This image represents these themes: Local Development, Seeding Databases, Production Data, Data Realism, Snaplet, GDPR Compliance, Database Snapshots, Local Environment, Developer Collaboration, Seed Scripts, Synthetic Data, Manual Data Insertion

How to seed your local development database

Snaplet versus seed scripts, database dumps or synthetic data

One of the critical aspects of local development is populating your database with data that mirrors your production environment. This is essential for effectively simulating real-world conditions for both development and testing. Over the years, several approaches have emerged to getting production data into your local environment. However, each method has its shortcomings, such as the risk of exposing sensitive data or not adequately representing production conditions. Let’s explore the techniques for seeding your local development database and then contrast them to Snaplet.

Traditional methods of seeding local databases

Manually inserting data

  • Pros: Direct control over data.
  • Cons: Time-consuming, error-prone, and doesn't accurately reflect production.

Manually inserting data into your local database gives you a high degree of control, allowing you to input specific records that test edge cases or problematic scenarios. However, this method can be extremely time-consuming and error-prone. As your database schema evolves, you may need to continuously update the manually entered data to keep it in sync with the production schema. Additionally, manually inserted data may lack the complexity and diversity of real-world data, making it less suitable for thorough testing. It’s also painfully tedious, and on the whole, very fragile. In reality, most developers who insert data manually into their environment are probably doing some version of mock data anyway.

Production dumps

  • Pros: Realistic data.
  • Cons: Risk of exposing sensitive information, impracticality due to scale, and GDPR compliance issues.

Using production dumps, such as PostgreSQL's pg_dump, is one of the most accurate ways to populate your local environment with data that reflects your actual production database.
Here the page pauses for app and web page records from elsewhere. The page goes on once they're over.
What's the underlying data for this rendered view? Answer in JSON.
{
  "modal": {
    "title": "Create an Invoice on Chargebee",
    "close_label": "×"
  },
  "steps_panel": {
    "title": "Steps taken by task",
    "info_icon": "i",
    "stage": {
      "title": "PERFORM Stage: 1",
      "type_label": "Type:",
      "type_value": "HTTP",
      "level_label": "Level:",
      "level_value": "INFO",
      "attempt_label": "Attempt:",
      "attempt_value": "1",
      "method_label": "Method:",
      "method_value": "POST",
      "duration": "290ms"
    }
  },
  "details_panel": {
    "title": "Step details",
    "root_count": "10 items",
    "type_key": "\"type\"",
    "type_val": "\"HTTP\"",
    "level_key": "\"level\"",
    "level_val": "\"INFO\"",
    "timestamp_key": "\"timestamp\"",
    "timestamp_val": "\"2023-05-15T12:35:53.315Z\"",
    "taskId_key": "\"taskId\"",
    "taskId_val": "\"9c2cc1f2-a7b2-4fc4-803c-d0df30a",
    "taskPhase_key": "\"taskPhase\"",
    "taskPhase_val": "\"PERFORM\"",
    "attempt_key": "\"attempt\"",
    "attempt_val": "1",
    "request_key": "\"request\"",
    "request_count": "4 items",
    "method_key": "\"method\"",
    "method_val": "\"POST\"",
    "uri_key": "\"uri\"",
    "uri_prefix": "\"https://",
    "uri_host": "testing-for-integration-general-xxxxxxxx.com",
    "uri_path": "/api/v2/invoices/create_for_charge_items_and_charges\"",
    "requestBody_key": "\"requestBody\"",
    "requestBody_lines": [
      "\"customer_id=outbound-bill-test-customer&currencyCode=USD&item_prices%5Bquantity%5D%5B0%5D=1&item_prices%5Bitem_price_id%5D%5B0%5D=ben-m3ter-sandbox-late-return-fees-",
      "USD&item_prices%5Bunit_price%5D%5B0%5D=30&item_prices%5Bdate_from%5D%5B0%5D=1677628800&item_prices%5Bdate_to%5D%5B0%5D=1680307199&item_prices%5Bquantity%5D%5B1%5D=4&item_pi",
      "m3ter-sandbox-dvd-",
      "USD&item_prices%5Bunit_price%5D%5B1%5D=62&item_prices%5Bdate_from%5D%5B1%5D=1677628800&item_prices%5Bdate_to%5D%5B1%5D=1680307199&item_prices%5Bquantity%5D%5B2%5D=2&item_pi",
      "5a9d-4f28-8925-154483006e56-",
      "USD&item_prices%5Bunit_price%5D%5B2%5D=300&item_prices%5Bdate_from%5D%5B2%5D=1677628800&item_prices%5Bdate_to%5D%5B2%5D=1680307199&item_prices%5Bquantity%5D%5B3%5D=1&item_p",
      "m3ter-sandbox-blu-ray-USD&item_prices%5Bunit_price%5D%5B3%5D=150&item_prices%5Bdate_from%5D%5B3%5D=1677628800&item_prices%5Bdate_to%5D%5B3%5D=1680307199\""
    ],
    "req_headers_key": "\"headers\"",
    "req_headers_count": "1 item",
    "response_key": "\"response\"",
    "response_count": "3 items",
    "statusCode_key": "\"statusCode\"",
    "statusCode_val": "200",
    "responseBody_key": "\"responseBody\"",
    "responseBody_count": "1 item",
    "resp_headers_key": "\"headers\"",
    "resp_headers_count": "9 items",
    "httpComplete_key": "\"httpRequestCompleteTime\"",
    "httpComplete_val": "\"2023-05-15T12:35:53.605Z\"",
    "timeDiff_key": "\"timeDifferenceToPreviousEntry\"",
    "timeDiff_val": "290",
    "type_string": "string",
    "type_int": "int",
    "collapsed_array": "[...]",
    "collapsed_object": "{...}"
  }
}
This ensures a perfect level of data realism but comes with significant drawbacks.

Firstly, using production data locally can pose severe security and regulatory risks, especially if the data contains sensitive or personally identifiable information (PII) which is subject to GDPR and other data privacy restrictions.

Secondly, production databases can be large, and it may not be practical to import the entire dataset into your local environment, and running a dump may negatively impact the performance of the database.

Lastly, access to production data is typically restricted (and for good reason), meaning this is not a solution that’s broadly available to all the members of a software development team.

Seed scripts

  • Pros: Automates the data population process.
  • Cons: Requires maintenance, and data may not be reflective of real-world scenarios.

Seed scripts automate the process of populating a database with an initial set of data. They can be customized to produce data that's useful for your specific application, and they run quickly.

However, the data is synthetic and might not capture all the nuances of production data. Over time, you may find that the seed scripts need to be updated frequently to align with changes to the database schema or to introduce new kinds of test data. This makes them inherently fragile, and they require constant maintenance. Over time, understanding the nuances of how they behave can make them very difficult to maintain.

Synthetic data

  • Pros: Can produce large datasets.
  • Cons: Often expensive, lacks realism, and generated data may not adhere to business logic.

Using a synthetic data generator can provide you with large volumes of data quickly. These generators create data that conforms to your database schema and can even simulate relationships between tables. However, the data is entirely fictitious and may not accurately reflect the types of data issues—like missing values or inconsistent formatting—that you'll encounter in a production environment. Because of the complexity involved, these solutions are often pricy to implement and maintain.

The Snaplet solution

Snaplet offers a unique approach to local database seeding, addressing many of the challenges posed by traditional methods. Here's how Snaplet compares:

Data realism

Snaplet creates snapshots of your production data that can be used to populate your local database, ensuring a high degree of realism. This is invaluable for developers who want to simulate real-world conditions without the manual labor and inaccuracies associated with seeding databases traditionally.

Security and compliance

One of the major concerns with directly importing data from production is the risk of exposing sensitive information. Snaplet addresses this by scrambling data from production while keeping the “shape” of the data consistent, ensuring that you're not only secure but also in compliance with regulations such as GDPR. Because the data’s shape remains the same, application and testing logic is not affected.


Snaplet facilitates team collaboration by allowing developers to share snapshots, ensuring everyone is on the same page. This feature is a significant improvement over traditional methods, where differing local environments can lead to the notorious "it works on my machine" syndrome.


Seeding your local development database is an essential but often overlooked aspect of the development lifecycle. While traditional methods like manual data insertion, production dumps, seed scripts, and synthetic data have their merits, they also come with significant drawbacks.

Snaplet offers an all-in-one solution that not only overcomes these challenges but also adds additional layers of security and collaboration, making it an indispensable tool for modern development teams.

If you're a developer looking for an efficient, secure, and realistic way to seed your local database, it might be time to give Snaplet a try.

Jian Reis
May 3, 2024